**ACTION ITEM:** Each entry must be output exactly as it appears.

Data entries:
== Segment start ==

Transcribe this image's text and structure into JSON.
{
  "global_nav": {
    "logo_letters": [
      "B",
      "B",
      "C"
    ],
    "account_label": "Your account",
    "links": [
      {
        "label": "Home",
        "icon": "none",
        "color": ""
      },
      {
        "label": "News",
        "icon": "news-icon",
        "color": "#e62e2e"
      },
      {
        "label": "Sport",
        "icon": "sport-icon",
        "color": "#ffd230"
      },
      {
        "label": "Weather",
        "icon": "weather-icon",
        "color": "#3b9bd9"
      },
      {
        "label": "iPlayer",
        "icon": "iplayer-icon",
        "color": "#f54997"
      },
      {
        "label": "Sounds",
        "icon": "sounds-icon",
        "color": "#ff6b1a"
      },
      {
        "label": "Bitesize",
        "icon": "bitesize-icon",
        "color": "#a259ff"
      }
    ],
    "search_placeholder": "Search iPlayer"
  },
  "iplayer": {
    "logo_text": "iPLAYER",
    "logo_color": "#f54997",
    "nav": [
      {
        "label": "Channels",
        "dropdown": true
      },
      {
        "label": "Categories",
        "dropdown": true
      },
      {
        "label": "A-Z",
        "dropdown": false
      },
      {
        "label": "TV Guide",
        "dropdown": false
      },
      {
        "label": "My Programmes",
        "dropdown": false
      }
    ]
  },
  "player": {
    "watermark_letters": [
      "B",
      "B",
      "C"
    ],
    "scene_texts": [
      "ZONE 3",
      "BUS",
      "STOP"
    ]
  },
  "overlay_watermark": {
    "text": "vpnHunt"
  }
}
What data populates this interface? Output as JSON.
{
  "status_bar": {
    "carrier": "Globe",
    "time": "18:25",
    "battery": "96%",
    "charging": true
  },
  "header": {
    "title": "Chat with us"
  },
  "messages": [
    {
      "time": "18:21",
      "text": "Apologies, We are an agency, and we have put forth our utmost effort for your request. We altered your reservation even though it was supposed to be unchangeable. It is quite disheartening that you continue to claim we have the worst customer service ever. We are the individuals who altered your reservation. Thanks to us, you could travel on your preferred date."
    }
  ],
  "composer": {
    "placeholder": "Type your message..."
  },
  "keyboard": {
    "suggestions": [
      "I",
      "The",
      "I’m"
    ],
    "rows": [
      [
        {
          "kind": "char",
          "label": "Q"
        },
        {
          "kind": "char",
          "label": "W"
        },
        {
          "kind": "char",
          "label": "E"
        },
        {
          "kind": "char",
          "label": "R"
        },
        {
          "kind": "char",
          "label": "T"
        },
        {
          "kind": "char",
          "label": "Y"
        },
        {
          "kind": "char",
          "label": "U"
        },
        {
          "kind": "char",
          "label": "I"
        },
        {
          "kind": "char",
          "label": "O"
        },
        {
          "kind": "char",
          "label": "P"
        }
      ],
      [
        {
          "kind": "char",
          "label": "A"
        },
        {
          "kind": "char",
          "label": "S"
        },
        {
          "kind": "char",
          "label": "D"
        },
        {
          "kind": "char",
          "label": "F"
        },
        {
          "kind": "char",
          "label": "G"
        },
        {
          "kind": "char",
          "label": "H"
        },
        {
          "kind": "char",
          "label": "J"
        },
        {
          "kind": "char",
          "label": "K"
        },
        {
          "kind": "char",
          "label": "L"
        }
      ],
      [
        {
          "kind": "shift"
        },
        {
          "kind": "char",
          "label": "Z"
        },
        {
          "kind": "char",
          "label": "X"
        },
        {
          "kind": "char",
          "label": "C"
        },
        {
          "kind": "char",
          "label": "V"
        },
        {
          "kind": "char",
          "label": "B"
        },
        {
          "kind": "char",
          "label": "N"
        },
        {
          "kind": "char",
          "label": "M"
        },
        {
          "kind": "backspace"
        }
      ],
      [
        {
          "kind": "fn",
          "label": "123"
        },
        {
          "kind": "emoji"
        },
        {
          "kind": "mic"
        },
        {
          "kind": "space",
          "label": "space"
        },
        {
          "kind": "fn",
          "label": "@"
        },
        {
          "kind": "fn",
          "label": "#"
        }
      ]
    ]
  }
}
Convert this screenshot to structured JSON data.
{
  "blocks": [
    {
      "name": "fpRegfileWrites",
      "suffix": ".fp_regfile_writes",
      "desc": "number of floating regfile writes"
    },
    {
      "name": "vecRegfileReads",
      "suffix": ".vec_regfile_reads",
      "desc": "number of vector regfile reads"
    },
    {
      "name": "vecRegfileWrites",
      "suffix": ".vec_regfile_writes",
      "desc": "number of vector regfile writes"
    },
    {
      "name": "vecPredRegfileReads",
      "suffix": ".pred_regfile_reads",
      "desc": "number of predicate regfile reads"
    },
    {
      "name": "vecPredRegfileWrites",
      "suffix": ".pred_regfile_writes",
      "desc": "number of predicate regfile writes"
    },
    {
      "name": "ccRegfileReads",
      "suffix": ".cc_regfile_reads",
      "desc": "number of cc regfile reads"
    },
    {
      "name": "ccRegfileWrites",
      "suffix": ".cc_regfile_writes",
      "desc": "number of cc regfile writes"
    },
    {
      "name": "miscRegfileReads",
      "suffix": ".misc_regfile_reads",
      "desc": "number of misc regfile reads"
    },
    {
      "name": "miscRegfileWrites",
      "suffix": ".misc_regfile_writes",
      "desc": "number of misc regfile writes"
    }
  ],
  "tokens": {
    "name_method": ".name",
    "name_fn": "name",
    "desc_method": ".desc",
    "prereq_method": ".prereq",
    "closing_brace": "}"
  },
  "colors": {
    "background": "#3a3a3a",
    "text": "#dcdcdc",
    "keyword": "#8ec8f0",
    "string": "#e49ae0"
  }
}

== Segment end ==

**ANSWER:**
Transcribe this image's text and structure into JSON.
{
  "global_nav": {
    "logo_letters": [
      "B",
      "B",
      "C"
    ],
    "account_label": "Your account",
    "links": [
      {
        "label": "Home",
        "icon": "none",
        "color": ""
      },
      {
        "label": "News",
        "icon": "news-icon",
        "color": "#e62e2e"
      },
      {
        "label": "Sport",
        "icon": "sport-icon",
        "color": "#ffd230"
      },
      {
        "label": "Weather",
        "icon": "weather-icon",
        "color": "#3b9bd9"
      },
      {
        "label": "iPlayer",
        "icon": "iplayer-icon",
        "color": "#f54997"
      },
      {
        "label": "Sounds",
        "icon": "sounds-icon",
        "color": "#ff6b1a"
      },
      {
        "label": "Bitesize",
        "icon": "bitesize-icon",
        "color": "#a259ff"
      }
    ],
    "search_placeholder": "Search iPlayer"
  },
  "iplayer": {
    "logo_text": "iPLAYER",
    "logo_color": "#f54997",
    "nav": [
      {
        "label": "Channels",
        "dropdown": true
      },
      {
        "label": "Categories",
        "dropdown": true
      },
      {
        "label": "A-Z",
        "dropdown": false
      },
      {
        "label": "TV Guide",
        "dropdown": false
      },
      {
        "label": "My Programmes",
        "dropdown": false
      }
    ]
  },
  "player": {
    "watermark_letters": [
      "B",
      "B",
      "C"
    ],
    "scene_texts": [
      "ZONE 3",
      "BUS",
      "STOP"
    ]
  },
  "overlay_watermark": {
    "text": "vpnHunt"
  }
}
What data populates this interface? Output as JSON.
{
  "status_bar": {
    "carrier": "Globe",
    "time": "18:25",
    "battery": "96%",
    "charging": true
  },
  "header": {
    "title": "Chat with us"
  },
  "messages": [
    {
      "time": "18:21",
      "text": "Apologies, We are an agency, and we have put forth our utmost effort for your request. We altered your reservation even though it was supposed to be unchangeable. It is quite disheartening that you continue to claim we have the worst customer service ever. We are the individuals who altered your reservation. Thanks to us, you could travel on your preferred date."
    }
  ],
  "composer": {
    "placeholder": "Type your message..."
  },
  "keyboard": {
    "suggestions": [
      "I",
      "The",
      "I’m"
    ],
    "rows": [
      [
        {
          "kind": "char",
          "label": "Q"
        },
        {
          "kind": "char",
          "label": "W"
        },
        {
          "kind": "char",
          "label": "E"
        },
        {
          "kind": "char",
          "label": "R"
        },
        {
          "kind": "char",
          "label": "T"
        },
        {
          "kind": "char",
          "label": "Y"
        },
        {
          "kind": "char",
          "label": "U"
        },
        {
          "kind": "char",
          "label": "I"
        },
        {
          "kind": "char",
          "label": "O"
        },
        {
          "kind": "char",
          "label": "P"
        }
      ],
      [
        {
          "kind": "char",
          "label": "A"
        },
        {
          "kind": "char",
          "label": "S"
        },
        {
          "kind": "char",
          "label": "D"
        },
        {
          "kind": "char",
          "label": "F"
        },
        {
          "kind": "char",
          "label": "G"
        },
        {
          "kind": "char",
          "label": "H"
        },
        {
          "kind": "char",
          "label": "J"
        },
        {
          "kind": "char",
          "label": "K"
        },
        {
          "kind": "char",
          "label": "L"
        }
      ],
      [
        {
          "kind": "shift"
        },
        {
          "kind": "char",
          "label": "Z"
        },
        {
          "kind": "char",
          "label": "X"
        },
        {
          "kind": "char",
          "label": "C"
        },
        {
          "kind": "char",
          "label": "V"
        },
        {
          "kind": "char",
          "label": "B"
        },
        {
          "kind": "char",
          "label": "N"
        },
        {
          "kind": "char",
          "label": "M"
        },
        {
          "kind": "backspace"
        }
      ],
      [
        {
          "kind": "fn",
          "label": "123"
        },
        {
          "kind": "emoji"
        },
        {
          "kind": "mic"
        },
        {
          "kind": "space",
          "label": "space"
        },
        {
          "kind": "fn",
          "label": "@"
        },
        {
          "kind": "fn",
          "label": "#"
        }
      ]
    ]
  }
}
Convert this screenshot to structured JSON data.
{
  "blocks": [
    {
      "name": "fpRegfileWrites",
      "suffix": ".fp_regfile_writes",
      "desc": "number of floating regfile writes"
    },
    {
      "name": "vecRegfileReads",
      "suffix": ".vec_regfile_reads",
      "desc": "number of vector regfile reads"
    },
    {
      "name": "vecRegfileWrites",
      "suffix": ".vec_regfile_writes",
      "desc": "number of vector regfile writes"
    },
    {
      "name": "vecPredRegfileReads",
      "suffix": ".pred_regfile_reads",
      "desc": "number of predicate regfile reads"
    },
    {
      "name": "vecPredRegfileWrites",
      "suffix": ".pred_regfile_writes",
      "desc": "number of predicate regfile writes"
    },
    {
      "name": "ccRegfileReads",
      "suffix": ".cc_regfile_reads",
      "desc": "number of cc regfile reads"
    },
    {
      "name": "ccRegfileWrites",
      "suffix": ".cc_regfile_writes",
      "desc": "number of cc regfile writes"
    },
    {
      "name": "miscRegfileReads",
      "suffix": ".misc_regfile_reads",
      "desc": "number of misc regfile reads"
    },
    {
      "name": "miscRegfileWrites",
      "suffix": ".misc_regfile_writes",
      "desc": "number of misc regfile writes"
    }
  ],
  "tokens": {
    "name_method": ".name",
    "name_fn": "name",
    "desc_method": ".desc",
    "prereq_method": ".prereq",
    "closing_brace": "}"
  },
  "colors": {
    "background": "#3a3a3a",
    "text": "#dcdcdc",
    "keyword": "#8ec8f0",
    "string": "#e49ae0"
  }
}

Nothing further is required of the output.